Photo credit: Iowa State UniversityThe research sets the stage for an improved understanding of metabolism, growth and aging and may have implications for medicine and human health, said Anne Bronikowski, an associate professor of ecology, evolution and organismal biology and a lead author of the study.
Insulin signaling is a critical biological process that governs the rate at which cells grow and divide and ultimately regulates aging. Scientists previously assumed the process remained much the same throughout the animal kingdom. But the new research shows that the genetic pathways in reptiles evolved to include protein forms not observed in mammals, a finding that suggestions these proteins carry out new or additional functions in reptiles.
The researchers looked at a molecular network known as the insulin/insulin-like signaling and target of rapamycin network (IIS/TOR). Because the IIS/TOR network regulates critical aspects of animal biology, scientists have long speculated that the network would work more or less the same in most animal species.
Bronikowski and Fred Janzen, a professor of ecology, evolution and organismal biology, completed the study along with former and current members of their labs. The research team compared the genomes of mammals and birds with 17 reptile species. The team found an abundance of variation in the hormones and receptors of the network, which bucks the conventional wisdom and indicates that hormones delivered through insulin likely undertake additional functions in reptiles.
“The study provides a critical step toward understanding how the IIS/TOR network may regulate variation in metabolism, modes of reproduction and rates of aging,” Bronikowski said. “It highlights genetic variants that occur in nature that may be useful in a human health context. It therefore lays the groundwork for future research to identify natural genetic variants that may work together to alter the function of this network, which may lend insight into metabolic and aging diseases and treatments.”

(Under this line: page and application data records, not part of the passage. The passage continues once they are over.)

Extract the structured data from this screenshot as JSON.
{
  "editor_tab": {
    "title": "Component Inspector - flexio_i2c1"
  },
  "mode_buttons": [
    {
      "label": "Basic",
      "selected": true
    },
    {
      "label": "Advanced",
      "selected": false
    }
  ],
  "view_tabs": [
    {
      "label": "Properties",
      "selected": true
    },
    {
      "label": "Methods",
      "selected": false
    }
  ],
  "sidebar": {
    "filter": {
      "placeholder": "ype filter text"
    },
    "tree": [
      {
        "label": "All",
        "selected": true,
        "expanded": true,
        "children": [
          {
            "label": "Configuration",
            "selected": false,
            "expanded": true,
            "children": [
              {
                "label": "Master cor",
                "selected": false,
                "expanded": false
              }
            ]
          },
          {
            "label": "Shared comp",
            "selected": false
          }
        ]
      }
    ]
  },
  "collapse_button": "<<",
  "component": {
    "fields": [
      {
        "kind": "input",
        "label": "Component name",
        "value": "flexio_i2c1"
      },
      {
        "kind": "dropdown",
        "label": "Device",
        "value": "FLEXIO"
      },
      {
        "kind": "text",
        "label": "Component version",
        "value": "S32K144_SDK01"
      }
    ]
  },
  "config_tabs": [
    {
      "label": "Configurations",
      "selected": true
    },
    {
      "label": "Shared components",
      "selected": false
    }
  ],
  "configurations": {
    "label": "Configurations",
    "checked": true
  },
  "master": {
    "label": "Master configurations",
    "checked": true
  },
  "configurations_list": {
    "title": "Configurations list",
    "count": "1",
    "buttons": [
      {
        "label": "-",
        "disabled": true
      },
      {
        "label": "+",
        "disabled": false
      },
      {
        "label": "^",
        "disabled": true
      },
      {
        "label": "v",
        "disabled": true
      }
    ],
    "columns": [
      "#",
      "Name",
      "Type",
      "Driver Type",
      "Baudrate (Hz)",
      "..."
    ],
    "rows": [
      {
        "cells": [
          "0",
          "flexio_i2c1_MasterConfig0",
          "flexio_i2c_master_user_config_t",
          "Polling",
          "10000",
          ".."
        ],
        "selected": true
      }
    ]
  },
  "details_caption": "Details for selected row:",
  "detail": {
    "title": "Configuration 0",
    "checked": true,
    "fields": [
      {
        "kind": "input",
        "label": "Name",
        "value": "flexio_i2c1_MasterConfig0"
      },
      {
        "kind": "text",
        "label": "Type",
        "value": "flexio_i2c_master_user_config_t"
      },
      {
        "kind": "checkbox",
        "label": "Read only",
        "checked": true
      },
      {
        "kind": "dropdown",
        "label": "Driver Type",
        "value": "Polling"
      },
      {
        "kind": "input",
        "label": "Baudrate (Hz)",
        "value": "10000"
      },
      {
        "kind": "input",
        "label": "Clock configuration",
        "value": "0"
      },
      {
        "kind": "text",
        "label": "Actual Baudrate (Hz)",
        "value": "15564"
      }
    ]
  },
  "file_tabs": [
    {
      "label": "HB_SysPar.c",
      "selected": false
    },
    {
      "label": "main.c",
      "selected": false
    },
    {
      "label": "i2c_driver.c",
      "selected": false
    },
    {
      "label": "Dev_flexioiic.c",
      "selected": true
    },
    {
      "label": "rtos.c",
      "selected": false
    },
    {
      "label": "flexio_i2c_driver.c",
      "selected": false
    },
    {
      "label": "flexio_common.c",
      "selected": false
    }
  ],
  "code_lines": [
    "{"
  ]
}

Previous studies of insulin signaling have focused on species commonly used as laboratory models, such as mice, fruit flies and nematodes. The new study compared 66 species, including 17 reptile species for which the research group had to generate transcriptome data – or the set of all RNA molecules in a particular genome – because the data didn’t exist previously. The team was able to sequence the reptile data with the help of support from the ISU Center for Integrated Animal Genomics.
The wide range of variation discovered by the study may suggest that the insulin signaling network could be targeted by new medical therapies to treat conditions associated with aging, Bronikowski said.
“The variation indicates that there might be some flexibility in how these genes work,” she said. “The next step might be to look at how we can influence the genes to produce better medical outcomes.”
The paper was published in the Proceedings of the National Academy of Science, a peer-reviewed academic journal. All of the authors either currently work at Iowa State or were one-time graduate students or post-doctoral researchers at Iowa State.